What the task asks:
The whole listing below is to be output exactly, with no line skipped.

Exercise inputs:
—————

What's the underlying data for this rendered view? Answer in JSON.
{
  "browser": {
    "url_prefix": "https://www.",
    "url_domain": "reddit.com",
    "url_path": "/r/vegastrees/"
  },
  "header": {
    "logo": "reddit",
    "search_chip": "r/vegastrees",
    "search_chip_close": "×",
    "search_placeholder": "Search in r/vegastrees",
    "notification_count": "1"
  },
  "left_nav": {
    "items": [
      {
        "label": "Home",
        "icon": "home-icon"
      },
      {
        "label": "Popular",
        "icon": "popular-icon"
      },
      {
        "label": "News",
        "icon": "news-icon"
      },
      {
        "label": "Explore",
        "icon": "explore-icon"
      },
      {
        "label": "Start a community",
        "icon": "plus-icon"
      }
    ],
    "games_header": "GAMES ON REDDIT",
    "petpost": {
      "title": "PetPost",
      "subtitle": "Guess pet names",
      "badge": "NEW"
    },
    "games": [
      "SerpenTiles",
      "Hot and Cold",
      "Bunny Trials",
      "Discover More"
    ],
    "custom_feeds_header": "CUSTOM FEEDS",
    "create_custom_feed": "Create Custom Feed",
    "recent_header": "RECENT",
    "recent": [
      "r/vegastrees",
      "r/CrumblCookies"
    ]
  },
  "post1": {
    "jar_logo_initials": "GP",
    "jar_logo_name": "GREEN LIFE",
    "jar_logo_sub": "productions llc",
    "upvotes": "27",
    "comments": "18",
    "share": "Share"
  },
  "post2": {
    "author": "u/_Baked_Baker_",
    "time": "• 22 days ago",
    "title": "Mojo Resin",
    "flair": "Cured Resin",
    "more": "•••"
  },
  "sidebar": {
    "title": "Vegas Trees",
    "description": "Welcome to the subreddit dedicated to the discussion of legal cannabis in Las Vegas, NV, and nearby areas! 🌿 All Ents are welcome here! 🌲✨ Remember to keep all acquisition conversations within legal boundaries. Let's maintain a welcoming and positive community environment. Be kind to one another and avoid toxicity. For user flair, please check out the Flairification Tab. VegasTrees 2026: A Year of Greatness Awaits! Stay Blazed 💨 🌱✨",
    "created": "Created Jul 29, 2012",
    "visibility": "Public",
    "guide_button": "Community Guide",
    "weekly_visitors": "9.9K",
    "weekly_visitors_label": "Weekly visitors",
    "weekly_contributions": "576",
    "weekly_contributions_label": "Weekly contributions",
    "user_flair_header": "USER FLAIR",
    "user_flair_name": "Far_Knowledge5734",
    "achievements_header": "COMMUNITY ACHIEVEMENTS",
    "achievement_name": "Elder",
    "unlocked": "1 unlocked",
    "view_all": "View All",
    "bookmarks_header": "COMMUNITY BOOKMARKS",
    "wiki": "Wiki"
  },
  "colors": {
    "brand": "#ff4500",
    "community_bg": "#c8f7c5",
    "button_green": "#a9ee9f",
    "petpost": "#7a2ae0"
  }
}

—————

Written solution:
What's the underlying data for this rendered view? Answer in JSON.
{
  "browser": {
    "url_prefix": "https://www.",
    "url_domain": "reddit.com",
    "url_path": "/r/vegastrees/"
  },
  "header": {
    "logo": "reddit",
    "search_chip": "r/vegastrees",
    "search_chip_close": "×",
    "search_placeholder": "Search in r/vegastrees",
    "notification_count": "1"
  },
  "left_nav": {
    "items": [
      {
        "label": "Home",
        "icon": "home-icon"
      },
      {
        "label": "Popular",
        "icon": "popular-icon"
      },
      {
        "label": "News",
        "icon": "news-icon"
      },
      {
        "label": "Explore",
        "icon": "explore-icon"
      },
      {
        "label": "Start a community",
        "icon": "plus-icon"
      }
    ],
    "games_header": "GAMES ON REDDIT",
    "petpost": {
      "title": "PetPost",
      "subtitle": "Guess pet names",
      "badge": "NEW"
    },
    "games": [
      "SerpenTiles",
      "Hot and Cold",
      "Bunny Trials",
      "Discover More"
    ],
    "custom_feeds_header": "CUSTOM FEEDS",
    "create_custom_feed": "Create Custom Feed",
    "recent_header": "RECENT",
    "recent": [
      "r/vegastrees",
      "r/CrumblCookies"
    ]
  },
  "post1": {
    "jar_logo_initials": "GP",
    "jar_logo_name": "GREEN LIFE",
    "jar_logo_sub": "productions llc",
    "upvotes": "27",
    "comments": "18",
    "share": "Share"
  },
  "post2": {
    "author": "u/_Baked_Baker_",
    "time": "• 22 days ago",
    "title": "Mojo Resin",
    "flair": "Cured Resin",
    "more": "•••"
  },
  "sidebar": {
    "title": "Vegas Trees",
    "description": "Welcome to the subreddit dedicated to the discussion of legal cannabis in Las Vegas, NV, and nearby areas! 🌿 All Ents are welcome here! 🌲✨ Remember to keep all acquisition conversations within legal boundaries. Let's maintain a welcoming and positive community environment. Be kind to one another and avoid toxicity. For user flair, please check out the Flairification Tab. VegasTrees 2026: A Year of Greatness Awaits! Stay Blazed 💨 🌱✨",
    "created": "Created Jul 29, 2012",
    "visibility": "Public",
    "guide_button": "Community Guide",
    "weekly_visitors": "9.9K",
    "weekly_visitors_label": "Weekly visitors",
    "weekly_contributions": "576",
    "weekly_contributions_label": "Weekly contributions",
    "user_flair_header": "USER FLAIR",
    "user_flair_name": "Far_Knowledge5734",
    "achievements_header": "COMMUNITY ACHIEVEMENTS",
    "achievement_name": "Elder",
    "unlocked": "1 unlocked",
    "view_all": "View All",
    "bookmarks_header": "COMMUNITY BOOKMARKS",
    "wiki": "Wiki"
  },
  "colors": {
    "brand": "#ff4500",
    "community_bg": "#c8f7c5",
    "button_green": "#a9ee9f",
    "petpost": "#7a2ae0"
  }
}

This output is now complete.